The first quick game route I will mention is the “hitch.” On this concept, every receiver is running a 5-yard hitch. The QB must make a pre-snap read to determine where they will most likely throw the ball. For example, if the cornerback is 10 yards off from a wide receiver, the QB will take the easy, quick game throw.

The next concept I will talk about is “Slant-flat.” This may be mirrored on both sides of the field. The quarterback’s pre-snap read will determine which side he is throwing the ball on.

For example, if there are three defenders on one side of the field and only two on the other, the QB should go where there are two defenders. Once the ball is snapped, the QB should read the linebacker lined up on the slot receiver. If he runs to the flat, the slant should be thrown. If he stays home in a zone, the flat should be thrown.

Which Quarterback Drops Should I Learn First?

The step drop from under the center should be taught first. Without a solid 3 step, the QB will not have a good 5 or 7 step. The 1 step from the shotgun should also be taught at the same time as the 3 steps from under the center.

How Do I Improve My Drop Backs As a Quarterback?

This is something that will take lots of reps. Film yourself doing it and ask other coaches / experienced players to help you out. Watch how a lot of pro-QBs drop back. Once you find out what you’re doing wrong, there are many drills you can do to get better. Reference the video above for visual help.

Keep Learning

The quarterback position is one of the hardest positions in football to play. That’s why we created the Quarterback University course. You don’t need to stress anymore about mechanics or fundamentals. We have it all here for you.

Learn more about the quarterback position by reading the articles below.

How To Play Quarterback In Football

Why Quarterbacks Slide When They Run

Why Does The Quarterback Lift His Leg?

Quarterback Communication Before The Ball Is Snapped

The quarterback must always know what he is taking for a dropback to ensure the play’s timing is there. They must also understand why they are taking that drop on each particular play.

The QB has a tremendous amount of pressure to succeed. To succeed under that pressure, they must master the proper footwork.

About the author 

Mike Pina
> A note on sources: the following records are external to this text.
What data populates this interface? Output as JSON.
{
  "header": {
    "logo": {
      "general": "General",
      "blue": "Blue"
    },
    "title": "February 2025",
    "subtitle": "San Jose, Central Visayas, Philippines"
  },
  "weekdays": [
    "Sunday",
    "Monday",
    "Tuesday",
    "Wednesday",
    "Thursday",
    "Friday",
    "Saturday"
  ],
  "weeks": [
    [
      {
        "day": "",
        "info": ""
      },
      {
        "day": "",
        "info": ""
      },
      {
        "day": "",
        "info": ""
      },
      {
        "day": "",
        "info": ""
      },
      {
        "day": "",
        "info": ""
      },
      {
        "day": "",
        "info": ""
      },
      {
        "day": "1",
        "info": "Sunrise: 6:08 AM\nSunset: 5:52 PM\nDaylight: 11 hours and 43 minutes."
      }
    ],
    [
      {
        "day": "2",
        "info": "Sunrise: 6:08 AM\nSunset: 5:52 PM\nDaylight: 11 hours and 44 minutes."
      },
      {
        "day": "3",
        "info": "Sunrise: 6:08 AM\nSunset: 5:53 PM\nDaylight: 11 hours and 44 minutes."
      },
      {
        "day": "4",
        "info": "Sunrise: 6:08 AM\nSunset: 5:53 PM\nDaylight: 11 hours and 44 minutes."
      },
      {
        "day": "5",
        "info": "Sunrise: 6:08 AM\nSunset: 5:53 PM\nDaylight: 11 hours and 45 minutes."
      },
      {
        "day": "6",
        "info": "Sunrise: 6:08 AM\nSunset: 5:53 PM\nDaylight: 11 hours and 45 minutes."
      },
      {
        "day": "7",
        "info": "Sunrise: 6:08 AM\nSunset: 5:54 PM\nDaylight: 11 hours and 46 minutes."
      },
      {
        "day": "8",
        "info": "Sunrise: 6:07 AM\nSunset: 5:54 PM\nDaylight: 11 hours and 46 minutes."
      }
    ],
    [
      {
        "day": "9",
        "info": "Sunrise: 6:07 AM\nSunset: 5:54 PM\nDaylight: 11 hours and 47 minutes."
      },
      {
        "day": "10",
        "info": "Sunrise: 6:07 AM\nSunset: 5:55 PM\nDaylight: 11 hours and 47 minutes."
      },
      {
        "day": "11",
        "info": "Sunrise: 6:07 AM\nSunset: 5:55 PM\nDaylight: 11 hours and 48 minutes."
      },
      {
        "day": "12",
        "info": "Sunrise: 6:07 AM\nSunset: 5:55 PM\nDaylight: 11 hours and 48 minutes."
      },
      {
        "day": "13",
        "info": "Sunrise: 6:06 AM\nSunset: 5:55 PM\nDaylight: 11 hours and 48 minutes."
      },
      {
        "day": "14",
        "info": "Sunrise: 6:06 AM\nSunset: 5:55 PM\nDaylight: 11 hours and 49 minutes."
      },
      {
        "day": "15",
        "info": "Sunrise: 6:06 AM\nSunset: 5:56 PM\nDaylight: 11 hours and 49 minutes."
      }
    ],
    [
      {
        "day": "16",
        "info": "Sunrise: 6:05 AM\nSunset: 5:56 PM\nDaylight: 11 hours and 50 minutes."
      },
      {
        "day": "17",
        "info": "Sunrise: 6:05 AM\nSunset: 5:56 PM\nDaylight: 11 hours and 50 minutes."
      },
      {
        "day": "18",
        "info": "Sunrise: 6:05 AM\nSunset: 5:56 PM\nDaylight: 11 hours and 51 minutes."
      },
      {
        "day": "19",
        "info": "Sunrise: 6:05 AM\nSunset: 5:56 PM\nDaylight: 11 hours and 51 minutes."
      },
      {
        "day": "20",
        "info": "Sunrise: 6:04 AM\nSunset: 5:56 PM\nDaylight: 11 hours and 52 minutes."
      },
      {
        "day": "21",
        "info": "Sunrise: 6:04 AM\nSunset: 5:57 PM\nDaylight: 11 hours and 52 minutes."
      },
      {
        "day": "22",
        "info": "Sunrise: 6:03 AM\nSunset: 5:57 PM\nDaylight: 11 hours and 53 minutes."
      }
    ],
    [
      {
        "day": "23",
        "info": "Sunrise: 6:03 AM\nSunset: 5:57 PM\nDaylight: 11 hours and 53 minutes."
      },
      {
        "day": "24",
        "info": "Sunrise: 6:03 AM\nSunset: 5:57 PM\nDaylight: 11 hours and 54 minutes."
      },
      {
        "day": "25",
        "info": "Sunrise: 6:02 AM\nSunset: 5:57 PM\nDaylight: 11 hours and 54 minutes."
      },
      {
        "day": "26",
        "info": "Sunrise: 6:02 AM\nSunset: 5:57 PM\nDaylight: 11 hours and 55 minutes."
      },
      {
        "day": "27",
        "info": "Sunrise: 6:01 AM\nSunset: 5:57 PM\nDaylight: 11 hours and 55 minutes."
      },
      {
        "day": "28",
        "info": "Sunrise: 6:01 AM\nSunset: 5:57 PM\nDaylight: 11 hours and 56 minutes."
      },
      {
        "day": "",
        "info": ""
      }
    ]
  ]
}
Mike Pina is the co-founder of QB Velocity, one of the top football training programs in New England. Mike currently coaches the running backs at Worcester Polytech Institute, in Worcester, Massachusetts.